Activity = Copy out each line of the listing below that contains the word "Правка".

Source records =

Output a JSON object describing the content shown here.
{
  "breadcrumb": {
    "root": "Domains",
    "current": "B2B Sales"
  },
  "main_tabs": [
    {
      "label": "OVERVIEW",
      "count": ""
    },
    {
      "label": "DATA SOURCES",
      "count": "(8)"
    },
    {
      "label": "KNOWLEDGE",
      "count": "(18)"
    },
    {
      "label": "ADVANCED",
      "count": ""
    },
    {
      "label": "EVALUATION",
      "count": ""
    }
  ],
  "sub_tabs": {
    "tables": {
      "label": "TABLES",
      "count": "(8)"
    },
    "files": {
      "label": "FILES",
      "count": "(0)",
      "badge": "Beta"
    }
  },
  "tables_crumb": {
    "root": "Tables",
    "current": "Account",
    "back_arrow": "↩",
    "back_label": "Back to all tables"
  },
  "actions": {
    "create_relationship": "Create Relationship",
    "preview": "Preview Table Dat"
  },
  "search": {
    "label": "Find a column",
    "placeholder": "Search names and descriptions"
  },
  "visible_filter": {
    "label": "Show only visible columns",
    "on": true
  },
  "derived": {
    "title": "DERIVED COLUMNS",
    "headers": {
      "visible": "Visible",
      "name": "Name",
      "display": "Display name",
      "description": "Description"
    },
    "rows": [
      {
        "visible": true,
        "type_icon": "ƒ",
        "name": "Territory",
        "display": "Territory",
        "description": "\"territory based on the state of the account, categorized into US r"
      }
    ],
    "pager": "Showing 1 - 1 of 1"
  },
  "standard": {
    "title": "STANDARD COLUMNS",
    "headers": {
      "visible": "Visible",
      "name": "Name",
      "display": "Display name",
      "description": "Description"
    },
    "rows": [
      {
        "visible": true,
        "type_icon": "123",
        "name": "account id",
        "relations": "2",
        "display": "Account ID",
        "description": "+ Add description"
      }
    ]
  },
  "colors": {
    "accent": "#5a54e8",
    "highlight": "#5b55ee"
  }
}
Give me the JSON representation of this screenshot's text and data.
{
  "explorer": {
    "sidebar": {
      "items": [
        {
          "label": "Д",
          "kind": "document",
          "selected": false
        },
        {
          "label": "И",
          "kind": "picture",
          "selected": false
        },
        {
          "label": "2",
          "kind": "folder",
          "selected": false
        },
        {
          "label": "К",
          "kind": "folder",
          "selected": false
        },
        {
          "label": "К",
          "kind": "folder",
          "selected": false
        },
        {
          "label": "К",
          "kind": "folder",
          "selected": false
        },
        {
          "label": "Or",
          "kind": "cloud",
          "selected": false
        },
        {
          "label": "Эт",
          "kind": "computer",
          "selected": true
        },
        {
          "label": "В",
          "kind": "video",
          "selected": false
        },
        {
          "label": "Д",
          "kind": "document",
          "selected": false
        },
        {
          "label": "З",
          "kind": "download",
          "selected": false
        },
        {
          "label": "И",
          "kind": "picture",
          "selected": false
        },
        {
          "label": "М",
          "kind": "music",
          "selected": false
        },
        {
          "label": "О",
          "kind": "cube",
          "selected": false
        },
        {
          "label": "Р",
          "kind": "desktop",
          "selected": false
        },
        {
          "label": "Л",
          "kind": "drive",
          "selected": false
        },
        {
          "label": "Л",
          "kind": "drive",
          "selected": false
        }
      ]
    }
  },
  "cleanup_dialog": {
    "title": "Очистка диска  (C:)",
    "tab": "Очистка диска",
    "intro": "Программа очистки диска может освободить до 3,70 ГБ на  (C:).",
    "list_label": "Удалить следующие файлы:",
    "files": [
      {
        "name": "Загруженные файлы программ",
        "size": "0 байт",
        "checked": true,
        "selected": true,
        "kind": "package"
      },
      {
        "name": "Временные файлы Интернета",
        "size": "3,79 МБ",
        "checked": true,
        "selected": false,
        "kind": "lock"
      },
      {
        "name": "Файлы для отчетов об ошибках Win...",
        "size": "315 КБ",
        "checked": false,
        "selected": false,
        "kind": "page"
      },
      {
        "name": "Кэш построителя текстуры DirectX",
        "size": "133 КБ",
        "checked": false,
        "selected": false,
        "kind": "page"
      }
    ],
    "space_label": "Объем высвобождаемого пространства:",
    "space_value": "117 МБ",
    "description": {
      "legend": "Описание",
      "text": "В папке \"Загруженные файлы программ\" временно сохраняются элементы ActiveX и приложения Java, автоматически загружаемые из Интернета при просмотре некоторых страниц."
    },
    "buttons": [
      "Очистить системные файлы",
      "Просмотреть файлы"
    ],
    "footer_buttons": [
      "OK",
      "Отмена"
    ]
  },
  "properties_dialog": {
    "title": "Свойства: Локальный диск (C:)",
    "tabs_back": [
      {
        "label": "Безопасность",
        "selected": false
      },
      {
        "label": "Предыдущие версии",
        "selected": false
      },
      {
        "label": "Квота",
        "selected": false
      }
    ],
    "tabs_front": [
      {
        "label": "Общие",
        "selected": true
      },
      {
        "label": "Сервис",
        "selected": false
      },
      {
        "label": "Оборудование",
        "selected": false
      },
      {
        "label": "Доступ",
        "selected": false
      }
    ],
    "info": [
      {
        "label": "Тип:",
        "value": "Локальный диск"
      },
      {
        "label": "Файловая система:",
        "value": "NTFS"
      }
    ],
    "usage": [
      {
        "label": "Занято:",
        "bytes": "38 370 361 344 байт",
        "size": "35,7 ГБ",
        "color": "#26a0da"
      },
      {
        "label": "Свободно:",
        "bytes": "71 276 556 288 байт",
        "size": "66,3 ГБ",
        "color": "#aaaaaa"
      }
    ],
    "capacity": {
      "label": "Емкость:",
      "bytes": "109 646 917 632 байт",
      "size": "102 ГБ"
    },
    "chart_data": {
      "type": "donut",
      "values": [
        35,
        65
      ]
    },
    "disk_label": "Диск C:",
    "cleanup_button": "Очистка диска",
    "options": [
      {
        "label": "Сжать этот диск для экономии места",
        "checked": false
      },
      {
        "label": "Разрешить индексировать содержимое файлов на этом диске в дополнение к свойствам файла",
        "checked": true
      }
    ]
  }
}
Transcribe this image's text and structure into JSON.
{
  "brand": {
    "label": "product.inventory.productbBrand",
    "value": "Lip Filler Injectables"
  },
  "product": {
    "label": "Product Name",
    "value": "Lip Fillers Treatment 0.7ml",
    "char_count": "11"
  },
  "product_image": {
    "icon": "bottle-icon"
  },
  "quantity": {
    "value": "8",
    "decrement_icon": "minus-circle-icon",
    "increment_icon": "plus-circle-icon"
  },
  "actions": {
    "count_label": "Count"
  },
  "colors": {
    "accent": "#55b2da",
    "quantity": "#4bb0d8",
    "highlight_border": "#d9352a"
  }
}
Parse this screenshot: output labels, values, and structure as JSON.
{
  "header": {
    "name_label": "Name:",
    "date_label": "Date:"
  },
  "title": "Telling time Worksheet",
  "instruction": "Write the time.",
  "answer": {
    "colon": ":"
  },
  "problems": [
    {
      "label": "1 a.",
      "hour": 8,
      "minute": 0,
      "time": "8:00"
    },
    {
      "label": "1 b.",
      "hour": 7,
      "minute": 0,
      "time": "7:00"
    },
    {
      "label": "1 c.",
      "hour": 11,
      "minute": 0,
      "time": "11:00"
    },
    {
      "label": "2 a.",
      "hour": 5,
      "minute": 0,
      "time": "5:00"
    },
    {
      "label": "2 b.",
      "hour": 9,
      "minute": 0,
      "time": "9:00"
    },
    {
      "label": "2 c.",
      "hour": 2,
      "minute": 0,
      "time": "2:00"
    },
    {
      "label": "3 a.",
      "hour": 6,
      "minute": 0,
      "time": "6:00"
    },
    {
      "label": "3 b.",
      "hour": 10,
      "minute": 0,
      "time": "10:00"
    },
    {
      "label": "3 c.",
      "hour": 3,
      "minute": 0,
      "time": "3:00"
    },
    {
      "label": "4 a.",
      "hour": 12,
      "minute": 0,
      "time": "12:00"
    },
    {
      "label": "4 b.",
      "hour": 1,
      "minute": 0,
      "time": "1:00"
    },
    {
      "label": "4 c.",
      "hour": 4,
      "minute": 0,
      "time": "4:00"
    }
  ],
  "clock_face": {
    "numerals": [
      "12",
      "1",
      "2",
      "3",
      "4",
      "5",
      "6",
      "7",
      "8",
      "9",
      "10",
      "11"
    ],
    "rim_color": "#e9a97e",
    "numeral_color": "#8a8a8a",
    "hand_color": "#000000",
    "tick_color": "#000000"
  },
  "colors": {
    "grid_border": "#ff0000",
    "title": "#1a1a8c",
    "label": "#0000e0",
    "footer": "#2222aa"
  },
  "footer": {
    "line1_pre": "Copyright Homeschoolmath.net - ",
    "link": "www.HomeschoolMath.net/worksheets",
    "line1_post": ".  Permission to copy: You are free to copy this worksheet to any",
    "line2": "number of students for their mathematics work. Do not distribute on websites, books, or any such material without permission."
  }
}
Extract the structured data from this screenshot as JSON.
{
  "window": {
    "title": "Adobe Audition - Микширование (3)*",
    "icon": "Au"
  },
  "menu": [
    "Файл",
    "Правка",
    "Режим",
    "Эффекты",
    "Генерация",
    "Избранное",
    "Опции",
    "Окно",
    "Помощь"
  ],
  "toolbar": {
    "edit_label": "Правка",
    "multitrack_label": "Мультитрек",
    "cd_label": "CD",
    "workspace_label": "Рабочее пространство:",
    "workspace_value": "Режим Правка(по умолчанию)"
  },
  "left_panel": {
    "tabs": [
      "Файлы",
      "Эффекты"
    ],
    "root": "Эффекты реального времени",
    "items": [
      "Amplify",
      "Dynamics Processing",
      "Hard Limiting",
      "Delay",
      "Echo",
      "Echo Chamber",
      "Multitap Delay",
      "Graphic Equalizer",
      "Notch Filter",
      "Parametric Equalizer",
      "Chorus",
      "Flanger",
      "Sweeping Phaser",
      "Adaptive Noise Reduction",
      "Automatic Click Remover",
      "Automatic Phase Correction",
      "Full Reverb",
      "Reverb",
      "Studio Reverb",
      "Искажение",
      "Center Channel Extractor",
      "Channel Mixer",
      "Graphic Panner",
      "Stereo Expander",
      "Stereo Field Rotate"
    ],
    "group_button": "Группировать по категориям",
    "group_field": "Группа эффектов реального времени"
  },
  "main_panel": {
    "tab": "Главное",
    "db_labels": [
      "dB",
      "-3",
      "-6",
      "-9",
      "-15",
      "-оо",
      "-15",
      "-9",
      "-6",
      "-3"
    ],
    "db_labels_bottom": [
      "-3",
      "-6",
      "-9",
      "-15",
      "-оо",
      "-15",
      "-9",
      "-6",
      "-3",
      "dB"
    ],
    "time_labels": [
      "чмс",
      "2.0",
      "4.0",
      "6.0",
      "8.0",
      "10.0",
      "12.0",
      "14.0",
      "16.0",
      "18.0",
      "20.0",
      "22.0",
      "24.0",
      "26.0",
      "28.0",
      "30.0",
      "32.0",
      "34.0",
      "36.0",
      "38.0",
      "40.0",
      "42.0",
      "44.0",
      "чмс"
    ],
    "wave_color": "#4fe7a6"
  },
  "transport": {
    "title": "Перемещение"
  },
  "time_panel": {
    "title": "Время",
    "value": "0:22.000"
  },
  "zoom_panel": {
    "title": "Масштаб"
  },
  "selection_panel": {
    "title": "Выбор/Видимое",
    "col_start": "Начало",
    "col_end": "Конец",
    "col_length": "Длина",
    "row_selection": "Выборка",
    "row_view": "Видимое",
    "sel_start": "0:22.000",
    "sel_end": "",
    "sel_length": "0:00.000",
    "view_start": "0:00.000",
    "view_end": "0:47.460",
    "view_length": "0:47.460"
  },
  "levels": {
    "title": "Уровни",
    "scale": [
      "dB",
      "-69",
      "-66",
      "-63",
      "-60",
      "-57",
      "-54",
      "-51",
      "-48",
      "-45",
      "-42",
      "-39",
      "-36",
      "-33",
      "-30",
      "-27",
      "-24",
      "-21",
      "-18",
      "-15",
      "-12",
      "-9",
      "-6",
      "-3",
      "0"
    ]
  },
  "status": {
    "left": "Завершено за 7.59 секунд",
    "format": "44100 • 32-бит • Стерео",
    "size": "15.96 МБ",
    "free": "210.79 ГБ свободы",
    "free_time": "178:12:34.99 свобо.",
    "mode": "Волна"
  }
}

Problem solution =
    "Правка",
    "edit_label": "Правка",
    "workspace_value": "Режим Правка(по умолчанию)"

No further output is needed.